This is an unusual biography of a dog who loved the men in the blue wool postal uniforms and became their beloved mascot. This is a heartwarming tale of a dog that will appeal to many. It is well written and researched and the watercolors are as appealing as the tale. There is a brief biography and a couple of pictures of the real life Owney included. This is a marvelous read alone or read aloud story that will thrill everyone. All aboard, here comes Owney!
This appealing and informative story, based on historical records, offers teachers and parents an excellent vehicle for teaching about a subject that children may otherwise find abstract or uninteresting: the economic role of government. The book may even inspire children to take a field trip to the Smithsonian's National Postal Museum, which houses Owney's preserved body and displays a bronze statue of Owney at the front door with a sign to rub Owney for good luck. Motivating children to learn about public sector workers and services doesn't get much better than this.
In the morning when the mail workers found him. He gave a low growl but sniffed their blue wool uniforms and seemed to say, "you're ok". The men gave him the name of Owney. Now this is never explained how they decided on that name but it suited him. They cleaned him up, gave him a bath and the different postal workers started taking him home with them to see if he fit into their families. He kept coming back to the Post Office to curl up on his mail bags, every time.
They decided that he would become the official mail dog.
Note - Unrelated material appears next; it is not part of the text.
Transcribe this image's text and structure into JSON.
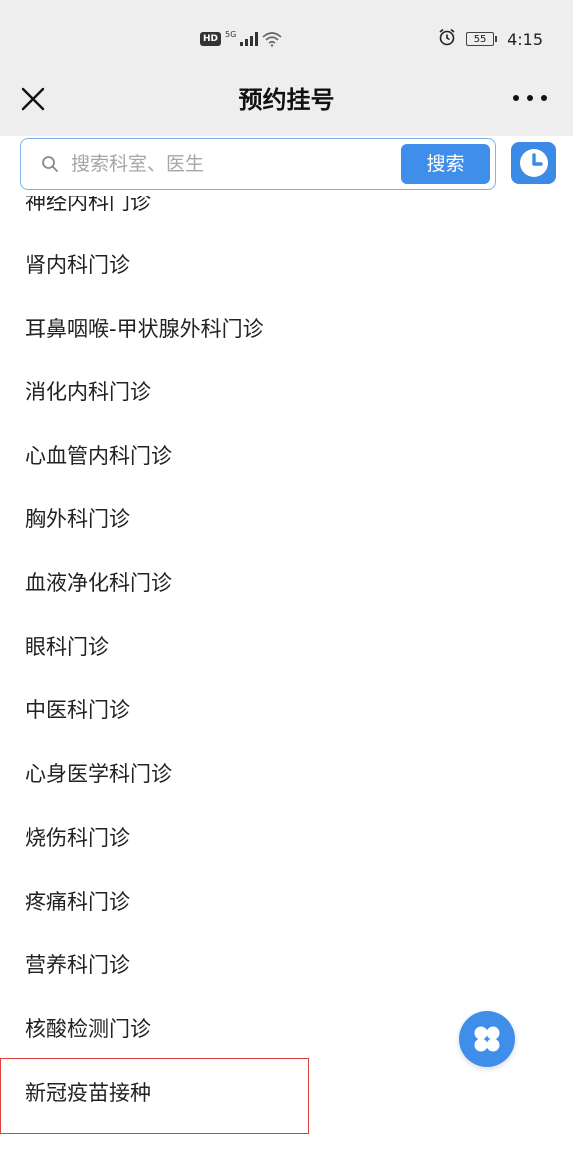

He would ride the horse drawn wagon (remember, this is the 1890's) from the post office to the train every day to deliver the mail to the train and pick up what came in on the train. One day they realized that they were missing a bag of incoming mail and Owney. Sure enough, after going back to the train station they found Owney sitting on top of the bag, guarding it. But he growled at them as neither man was wearing a postal uniform nor did they have a mail bag.
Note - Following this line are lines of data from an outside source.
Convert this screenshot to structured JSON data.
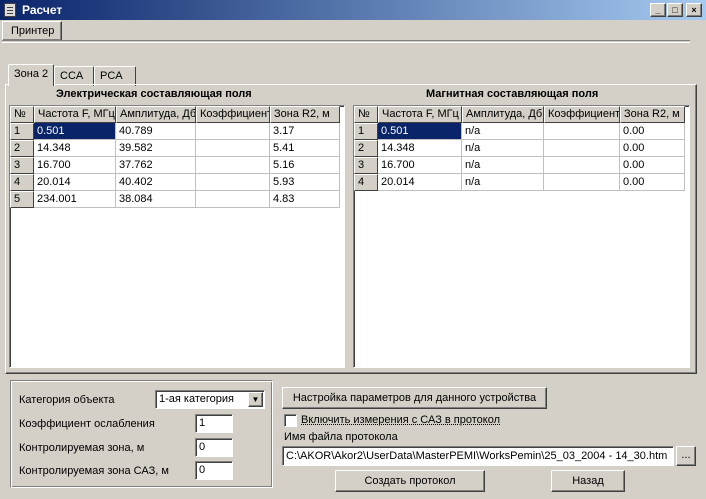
{
  "window": {
    "title": "Расчет",
    "controls": {
      "minimize": "_",
      "maximize": "□",
      "close": "×"
    }
  },
  "menu": {
    "printer_label": "Принтер"
  },
  "tabs": [
    {
      "label": "Зона 2",
      "active": true
    },
    {
      "label": "CCA",
      "active": false
    },
    {
      "label": "PCA",
      "active": false
    }
  ],
  "electric": {
    "title": "Электрическая составляющая поля",
    "headers": [
      "№",
      "Частота F, МГц",
      "Амплитуда, Дб",
      "Коэффициент",
      "Зона R2, м"
    ],
    "rows": [
      [
        "1",
        "0.501",
        "40.789",
        "",
        "3.17"
      ],
      [
        "2",
        "14.348",
        "39.582",
        "",
        "5.41"
      ],
      [
        "3",
        "16.700",
        "37.762",
        "",
        "5.16"
      ],
      [
        "4",
        "20.014",
        "40.402",
        "",
        "5.93"
      ],
      [
        "5",
        "234.001",
        "38.084",
        "",
        "4.83"
      ]
    ]
  },
  "magnetic": {
    "title": "Магнитная составляющая поля",
    "headers": [
      "№",
      "Частота F, МГц",
      "Амплитуда, Дб",
      "Коэффициент",
      "Зона R2, м"
    ],
    "rows": [
      [
        "1",
        "0.501",
        "n/a",
        "",
        "0.00"
      ],
      [
        "2",
        "14.348",
        "n/a",
        "",
        "0.00"
      ],
      [
        "3",
        "16.700",
        "n/a",
        "",
        "0.00"
      ],
      [
        "4",
        "20.014",
        "n/a",
        "",
        "0.00"
      ]
    ]
  },
  "settings": {
    "category_label": "Категория объекта",
    "category_value": "1-ая категория",
    "attenuation_label": "Коэффициент ослабления",
    "attenuation_value": "1",
    "zone_label": "Контролируемая зона, м",
    "zone_value": "0",
    "zone_saz_label": "Контролируемая зона САЗ, м",
    "zone_saz_value": "0"
  },
  "actions": {
    "device_settings_label": "Настройка параметров для данного устройства",
    "include_saz_label": "Включить измерения с САЗ в протокол",
    "include_saz_checked": false,
    "protocol_file_label": "Имя файла протокола",
    "protocol_file_value": "C:\\AKOR\\Akor2\\UserData\\MasterPEMI\\WorksPemin\\25_03_2004 - 14_30.htm",
    "browse_label": "...",
    "create_protocol_label": "Создать протокол",
    "back_label": "Назад"
  }
}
Back to the post office they went, grabbing a uniform and a empty mail bag. Once Owney sniffed the uniform and bag, he wagged his tail and hooped off the bag, letting the men retrieve it. After that they place a tag on his collar with his name and his town, Albany, New York.
One day he chased the trail leaving Albany and hopped up into one of the open cars, riding the rails.Read more ›
Most Recent Customer Reviews
Such a great book! I lead a children's book club and this was a big hit.Published 1 month ago by Momof2
We used this book as part of our Owney display at the railroad club and when talking with grammar school children about the history of the dog as it related to trains.Published 2 months ago by Amazon Customer
My little girl LOVES this book....she checked it out at the library and liked it so much that she wanted to buy it.Published 6 months ago by Natalie Emigholz
Love the story. When the Smithsonian was building an "Owney" exhibit in Washington I wanted to know more. Great book.Published on April 26, 2014 by Barbara Ann Montgomery
My daughter checked out this book at her school library and loved it so much that I had to buy it for her. Read morePublished on February 20, 2014 by Holly